--- Excerpted data Enclosed Below ---

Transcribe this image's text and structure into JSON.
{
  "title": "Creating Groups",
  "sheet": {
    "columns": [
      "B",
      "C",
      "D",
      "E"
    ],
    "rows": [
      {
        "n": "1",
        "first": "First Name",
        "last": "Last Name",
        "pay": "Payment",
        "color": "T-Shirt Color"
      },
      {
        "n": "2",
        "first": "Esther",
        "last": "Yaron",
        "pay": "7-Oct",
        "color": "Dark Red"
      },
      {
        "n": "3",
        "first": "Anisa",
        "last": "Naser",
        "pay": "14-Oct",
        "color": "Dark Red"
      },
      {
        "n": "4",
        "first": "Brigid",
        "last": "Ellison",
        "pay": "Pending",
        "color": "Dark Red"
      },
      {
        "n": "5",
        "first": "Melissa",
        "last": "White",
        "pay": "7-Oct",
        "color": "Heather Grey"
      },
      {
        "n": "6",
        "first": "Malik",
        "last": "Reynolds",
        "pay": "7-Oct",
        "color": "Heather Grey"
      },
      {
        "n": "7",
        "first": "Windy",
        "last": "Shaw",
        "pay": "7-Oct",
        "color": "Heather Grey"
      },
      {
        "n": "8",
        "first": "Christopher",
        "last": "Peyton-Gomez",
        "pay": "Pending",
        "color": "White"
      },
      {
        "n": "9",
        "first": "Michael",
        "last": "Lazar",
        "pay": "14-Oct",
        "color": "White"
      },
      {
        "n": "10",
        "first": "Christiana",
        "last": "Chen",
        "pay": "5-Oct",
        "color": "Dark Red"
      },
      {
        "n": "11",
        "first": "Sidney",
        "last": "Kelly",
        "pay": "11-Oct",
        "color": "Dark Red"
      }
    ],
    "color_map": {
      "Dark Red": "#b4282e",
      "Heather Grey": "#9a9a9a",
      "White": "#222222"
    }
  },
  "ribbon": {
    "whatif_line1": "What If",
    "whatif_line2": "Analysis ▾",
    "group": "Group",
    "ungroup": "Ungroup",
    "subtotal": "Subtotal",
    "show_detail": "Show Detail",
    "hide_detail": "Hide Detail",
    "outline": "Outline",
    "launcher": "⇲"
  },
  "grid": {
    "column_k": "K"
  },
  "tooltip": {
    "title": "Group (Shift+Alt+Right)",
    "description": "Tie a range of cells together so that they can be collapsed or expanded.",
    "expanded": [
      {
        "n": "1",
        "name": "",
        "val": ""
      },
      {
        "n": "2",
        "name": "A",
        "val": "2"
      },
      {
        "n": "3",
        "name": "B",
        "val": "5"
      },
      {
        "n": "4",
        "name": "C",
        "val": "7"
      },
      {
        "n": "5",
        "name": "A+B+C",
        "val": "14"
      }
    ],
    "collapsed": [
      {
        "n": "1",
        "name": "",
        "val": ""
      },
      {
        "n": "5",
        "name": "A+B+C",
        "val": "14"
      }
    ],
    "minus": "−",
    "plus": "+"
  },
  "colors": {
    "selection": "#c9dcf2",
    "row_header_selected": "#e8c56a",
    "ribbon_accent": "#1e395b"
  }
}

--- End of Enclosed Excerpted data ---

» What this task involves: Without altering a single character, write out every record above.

» Problem solution:
Transcribe this image's text and structure into JSON.
{
  "title": "Creating Groups",
  "sheet": {
    "columns": [
      "B",
      "C",
      "D",
      "E"
    ],
    "rows": [
      {
        "n": "1",
        "first": "First Name",
        "last": "Last Name",
        "pay": "Payment",
        "color": "T-Shirt Color"
      },
      {
        "n": "2",
        "first": "Esther",
        "last": "Yaron",
        "pay": "7-Oct",
        "color": "Dark Red"
      },
      {
        "n": "3",
        "first": "Anisa",
        "last": "Naser",
        "pay": "14-Oct",
        "color": "Dark Red"
      },
      {
        "n": "4",
        "first": "Brigid",
        "last": "Ellison",
        "pay": "Pending",
        "color": "Dark Red"
      },
      {
        "n": "5",
        "first": "Melissa",
        "last": "White",
        "pay": "7-Oct",
        "color": "Heather Grey"
      },
      {
        "n": "6",
        "first": "Malik",
        "last": "Reynolds",
        "pay": "7-Oct",
        "color": "Heather Grey"
      },
      {
        "n": "7",
        "first": "Windy",
        "last": "Shaw",
        "pay": "7-Oct",
        "color": "Heather Grey"
      },
      {
        "n": "8",
        "first": "Christopher",
        "last": "Peyton-Gomez",
        "pay": "Pending",
        "color": "White"
      },
      {
        "n": "9",
        "first": "Michael",
        "last": "Lazar",
        "pay": "14-Oct",
        "color": "White"
      },
      {
        "n": "10",
        "first": "Christiana",
        "last": "Chen",
        "pay": "5-Oct",
        "color": "Dark Red"
      },
      {
        "n": "11",
        "first": "Sidney",
        "last": "Kelly",
        "pay": "11-Oct",
        "color": "Dark Red"
      }
    ],
    "color_map": {
      "Dark Red": "#b4282e",
      "Heather Grey": "#9a9a9a",
      "White": "#222222"
    }
  },
  "ribbon": {
    "whatif_line1": "What If",
    "whatif_line2": "Analysis ▾",
    "group": "Group",
    "ungroup": "Ungroup",
    "subtotal": "Subtotal",
    "show_detail": "Show Detail",
    "hide_detail": "Hide Detail",
    "outline": "Outline",
    "launcher": "⇲"
  },
  "grid": {
    "column_k": "K"
  },
  "tooltip": {
    "title": "Group (Shift+Alt+Right)",
    "description": "Tie a range of cells together so that they can be collapsed or expanded.",
    "expanded": [
      {
        "n": "1",
        "name": "",
        "val": ""
      },
      {
        "n": "2",
        "name": "A",
        "val": "2"
      },
      {
        "n": "3",
        "name": "B",
        "val": "5"
      },
      {
        "n": "4",
        "name": "C",
        "val": "7"
      },
      {
        "n": "5",
        "name": "A+B+C",
        "val": "14"
      }
    ],
    "collapsed": [
      {
        "n": "1",
        "name": "",
        "val": ""
      },
      {
        "n": "5",
        "name": "A+B+C",
        "val": "14"
      }
    ],
    "minus": "−",
    "plus": "+"
  },
  "colors": {
    "selection": "#c9dcf2",
    "row_header_selected": "#e8c56a",
    "ribbon_accent": "#1e395b"
  }
}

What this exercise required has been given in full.